But if you view him the way the Bible fully paints him, your response will be much different. The Bible paints Jesus as something much greater than all of that. The Bible paints him as Lord of all. Lord of the universe. Lord of life. Lord of you. When you understand this, you will respond in one of two ways.

Either you will pathetically try to still be Lord of your own life and fail miserably.

Or you will surrender your entire life to him and follow him until the day you die.

Christian Role Models Aren’t Enough

Get ready. There is a new Christian superhero on the horizon. She came in second place in Dancing with the Stars. She has a new line of prom dresses coming out soon. Her name is Sadie Robertson.

It something weird that us Christians do. I see it a lot as a seminary student. We are far too easily pleased with seeking role models. Whether it is Sadie Robertson, the others from Duck Dynasty, Kirk Cameron, John Piper, David Platt, or any other, we look at humans and measure ourselves by that standard.

Let me first say that it is not bad to read books by people like Piper or Platt. They can actually be very edifying and can teach you a lot. The problem comes when these guys make us more excited than the message they preach.

As a seminary student, I see this a lot. Some guys take certain classes just because they have a weird man-crush on the professor. Some dress in certain ways that match that of a professor on campus. Some quote certain people as much as they do the Bible. So what ends up happening is that Christians are trying to be like other Christians instead of like Jesus.

I did this myself a couple years ago. I liked John Piper, his books, and his teaching so much that you could see it in sermons that I wrote. I once preached a sermon on the book of Philippians titled “Serving and Suffering yet Always Rejoicing.” I preached what Piper preaches and even quoted him a couple times. It was a train wreck.

It’s not enough when we try to imitate other Christians. Why? They fail. We raise celebrity Christians up to a higher level, even though they are of equal standing before God. We study every detail of their lives. Then, when they screw up, it goes viral. Remember Mel Gibson getting in trouble a little bit after shooting The Passion of the Christ? People looked at that and called him a hypocrite.

Maybe you say, “but what about Paul? He told the Corinthians to imitate him as he imitates Christ.” (1 Cor 11:1) Yes, but the Corinthians knew him. In fact, Paul planted the church at Corinth. He wasn’t a Christian celebrity to them; he was the founder of their church.

I’m going to guess that you probably don’t know Sadie Robertson, John Piper, or Kirk Cameron. You don’t see their life and know how they live out their faith day-to-day. I’m sure they do it faithfully, but you only see the face that is broadcast. You don’t see their failures and how they treat their family and friends. You can’t really imitate them then, can you. You can only take a sermon about being satisfied in Jesus so far in daily application. I’m sure John Piper lives that out in his life, but you don’t know what that looks like.

In truth, there is only one person that you should model your life after: Jesus. We have to model our lives after him. He is the one who never fails. We can clearly see how he lived his life from the Gospels and the rest of Scripture. So we have to be in the Word and see who he is and seek to follow him. No one else is enough.

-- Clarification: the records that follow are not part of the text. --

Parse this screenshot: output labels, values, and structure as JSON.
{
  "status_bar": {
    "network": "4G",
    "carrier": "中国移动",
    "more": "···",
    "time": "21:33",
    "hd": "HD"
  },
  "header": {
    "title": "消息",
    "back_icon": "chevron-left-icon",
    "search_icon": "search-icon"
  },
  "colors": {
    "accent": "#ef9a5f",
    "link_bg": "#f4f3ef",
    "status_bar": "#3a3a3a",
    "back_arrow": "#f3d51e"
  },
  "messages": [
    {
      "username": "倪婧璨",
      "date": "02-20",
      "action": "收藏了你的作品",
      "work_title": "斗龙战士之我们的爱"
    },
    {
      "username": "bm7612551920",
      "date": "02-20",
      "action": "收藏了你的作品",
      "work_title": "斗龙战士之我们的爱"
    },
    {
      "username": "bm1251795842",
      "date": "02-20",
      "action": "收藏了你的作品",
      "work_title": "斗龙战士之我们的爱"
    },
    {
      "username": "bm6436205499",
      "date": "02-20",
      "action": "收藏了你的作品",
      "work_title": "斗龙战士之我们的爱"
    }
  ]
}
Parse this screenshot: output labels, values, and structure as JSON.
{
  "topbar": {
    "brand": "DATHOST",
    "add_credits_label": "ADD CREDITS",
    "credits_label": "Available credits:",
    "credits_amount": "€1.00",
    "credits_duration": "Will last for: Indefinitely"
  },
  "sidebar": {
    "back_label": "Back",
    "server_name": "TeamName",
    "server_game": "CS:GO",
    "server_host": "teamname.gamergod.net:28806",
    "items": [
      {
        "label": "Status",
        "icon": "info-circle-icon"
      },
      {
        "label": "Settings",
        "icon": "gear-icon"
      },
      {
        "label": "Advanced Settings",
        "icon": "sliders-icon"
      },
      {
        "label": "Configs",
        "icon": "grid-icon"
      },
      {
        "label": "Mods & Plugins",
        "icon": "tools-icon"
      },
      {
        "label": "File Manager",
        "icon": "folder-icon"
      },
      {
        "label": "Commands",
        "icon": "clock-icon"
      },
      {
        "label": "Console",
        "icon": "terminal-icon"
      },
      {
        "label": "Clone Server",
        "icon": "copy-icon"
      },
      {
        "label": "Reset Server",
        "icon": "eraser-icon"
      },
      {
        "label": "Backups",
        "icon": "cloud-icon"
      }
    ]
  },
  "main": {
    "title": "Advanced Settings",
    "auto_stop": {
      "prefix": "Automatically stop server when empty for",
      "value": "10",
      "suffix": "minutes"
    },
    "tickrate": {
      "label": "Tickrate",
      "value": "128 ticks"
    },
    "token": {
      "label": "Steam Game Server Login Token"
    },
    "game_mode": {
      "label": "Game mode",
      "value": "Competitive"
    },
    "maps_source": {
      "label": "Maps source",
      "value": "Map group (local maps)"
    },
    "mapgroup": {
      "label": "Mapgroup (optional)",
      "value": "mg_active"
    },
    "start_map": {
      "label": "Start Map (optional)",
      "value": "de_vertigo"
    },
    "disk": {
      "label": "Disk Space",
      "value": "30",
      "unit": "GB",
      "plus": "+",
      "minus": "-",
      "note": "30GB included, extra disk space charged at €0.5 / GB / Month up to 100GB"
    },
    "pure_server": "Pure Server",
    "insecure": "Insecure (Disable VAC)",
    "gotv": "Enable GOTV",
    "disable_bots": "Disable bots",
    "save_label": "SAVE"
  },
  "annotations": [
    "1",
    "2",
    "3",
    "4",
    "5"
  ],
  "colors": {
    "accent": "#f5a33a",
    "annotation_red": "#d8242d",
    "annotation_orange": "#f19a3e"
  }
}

Paul would say the same thing today that he said to the Corinthian church.

“Some say, ‘I follow Piper’ and others ‘I follow Robertson’ and others ‘I follow Platt’ and others ‘I follow Christ.’ Is Christ divided? Was Piper crucified for you? Or were you baptized in the name of Robertson?”